Whales


Blue Whales The Blue whale is the largest creature of the sea; in fact, it's the largest creature known to man. Contrary to what most people think, even though Blue whales live in the sea, they are mammals. They breathe air, have their babies born alive, and can live anywhere from 30 to 70 years. The Blue whale is a baleen whale, and instead of having teeth, Blue whales have around 300-400 baleen plates in their mouths. Baleen are rows of coarse, bristle-like fibers used to strain plankton from the water. Baleen is made of keratin, the same material as our fingernails. The Blue whale is called a ?rorqual?, a Norwegian word for ?furrow? referring to the pleated grooves running from its chin to its naval.
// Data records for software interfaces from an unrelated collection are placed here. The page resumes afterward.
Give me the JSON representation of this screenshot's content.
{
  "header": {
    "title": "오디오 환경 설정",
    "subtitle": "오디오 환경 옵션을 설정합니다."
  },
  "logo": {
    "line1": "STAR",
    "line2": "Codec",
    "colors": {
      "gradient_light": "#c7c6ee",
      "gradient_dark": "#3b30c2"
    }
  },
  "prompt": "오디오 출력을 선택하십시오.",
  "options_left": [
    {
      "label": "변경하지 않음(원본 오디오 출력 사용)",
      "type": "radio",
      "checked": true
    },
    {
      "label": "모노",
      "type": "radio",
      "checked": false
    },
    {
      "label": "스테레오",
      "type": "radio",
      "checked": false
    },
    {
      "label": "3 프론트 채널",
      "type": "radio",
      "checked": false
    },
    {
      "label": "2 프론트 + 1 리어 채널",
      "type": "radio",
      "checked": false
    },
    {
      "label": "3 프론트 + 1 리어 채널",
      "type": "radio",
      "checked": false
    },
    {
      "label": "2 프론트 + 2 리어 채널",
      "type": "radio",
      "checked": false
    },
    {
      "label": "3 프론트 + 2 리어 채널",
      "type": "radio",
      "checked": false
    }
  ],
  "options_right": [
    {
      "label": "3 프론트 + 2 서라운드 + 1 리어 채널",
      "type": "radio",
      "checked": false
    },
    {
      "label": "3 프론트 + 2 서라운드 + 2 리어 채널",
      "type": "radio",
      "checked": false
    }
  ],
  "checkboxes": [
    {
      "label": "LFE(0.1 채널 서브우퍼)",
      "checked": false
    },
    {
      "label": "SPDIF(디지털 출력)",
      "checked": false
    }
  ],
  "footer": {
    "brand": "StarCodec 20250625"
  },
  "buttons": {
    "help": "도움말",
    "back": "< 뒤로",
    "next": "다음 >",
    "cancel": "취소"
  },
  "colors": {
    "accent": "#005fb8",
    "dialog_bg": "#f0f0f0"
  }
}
The pleated throat grooves allow the Blue whale's throat to expand during the huge intake of water during filter feeding; they can ?hold 1,000 tons or more of food and water when fully expanded? (Small 1971). They average about 50-70 throat grooves. Blue whales grow up to about 80 feet (25m) long on average, weighing about 120 tons. The females are generally larger than the males, this is the case for all baleen whales. ?The largest specimen found was a female 94 feet (29m) long weighing more than 174 tons? (Satchell 1998). The head of the Blue whale forms up to a quarter of the total body length. Compared with other rorquals, the head is very broad. The blue whale heart is also large, the size of a small car and can pump almost 10 tons of blood throughout the body. They also have a very small, falcate (sickle-shaped) dorsal fin that is located near the fluke, or tail. Blue whales have long, thin flippers 8 feet (2.4m) long and flukes that are 25feet (7.6m) wide. The blue whale's skin is usually blue-gray with white-gray spots. The underbelly has brown, yellow, or gray specks. During the winter, in cold waters, diatoms stick to the underbelly, giving it a yellow to silver- to sulfur-colored sheen; giving the blue whale its nick-name of ?sulfur bottoms?. Other names include Sibbald's Rorqual and Great Northern Rorqual. Blue whales (like all baleen whales) are seasonal feeders and carnivores that filter feed tiny crustaceans (krill, copepods, etc), plankton, and small fish from the water. Krill, or shrimp-like euphasiids are no longer than 3 inches. It is amazing that the world's largest animals feed on the smallest marine life. Blue whales are gulpers, filter feeders that alternatively swim, then gulp a mouthful of plankton or fish. ?An average-sized blue whale will eat 2,000-9,000 pounds (900- 4100kg) of plankton each day during the summer feeding season in cold, arctic waters (120 days)? (Hasley 1984). The blue whale has twin blowholes with exceptionally large fleshy splashguards to the front and sides. It has about 320 pairs of black baleen plates with dark gray bristles in the blue whale's jaws. These plates can be 35-39 inches (90cm-1m) long, 21 inches (53cm) wide, and weigh 200 pounds (90kg). The tongue weighs 4 tons. Blue whales live individually or in very small pods (groups). They frequently swim in pairs. When the whale comes to the surface of the water, it takes a large breath of air. Then it dives back into the water, going to a depth of 350 feet (105m). Diving is also the way in which whales catch most of their food. Whales can stay under water for up to two hours without coming to the surface for more air. Blue whales breath air at the surface of the water through 2 blowholes located near the top of the head. ? They breathe about 1-4 times per minute at rest, and 5-12 times per minute after a deep dive? (Hasley 1984) Their blow is a single stream that rises 40-50 feet (12-15m) above the surface of the water. They are also very fast swimmers; they normally swim 3-20 mph, but can go up to 24-30mph in bursts when in danger. Feeding speeds are slower, usually about 1-4mph. The whales emit very loud, highly structured, repetitive low-frequency sounds that can travel form many miles underwater. They are probably the loudest animals alive, louder than a jet engine. These songs may be used for locating large masses of krill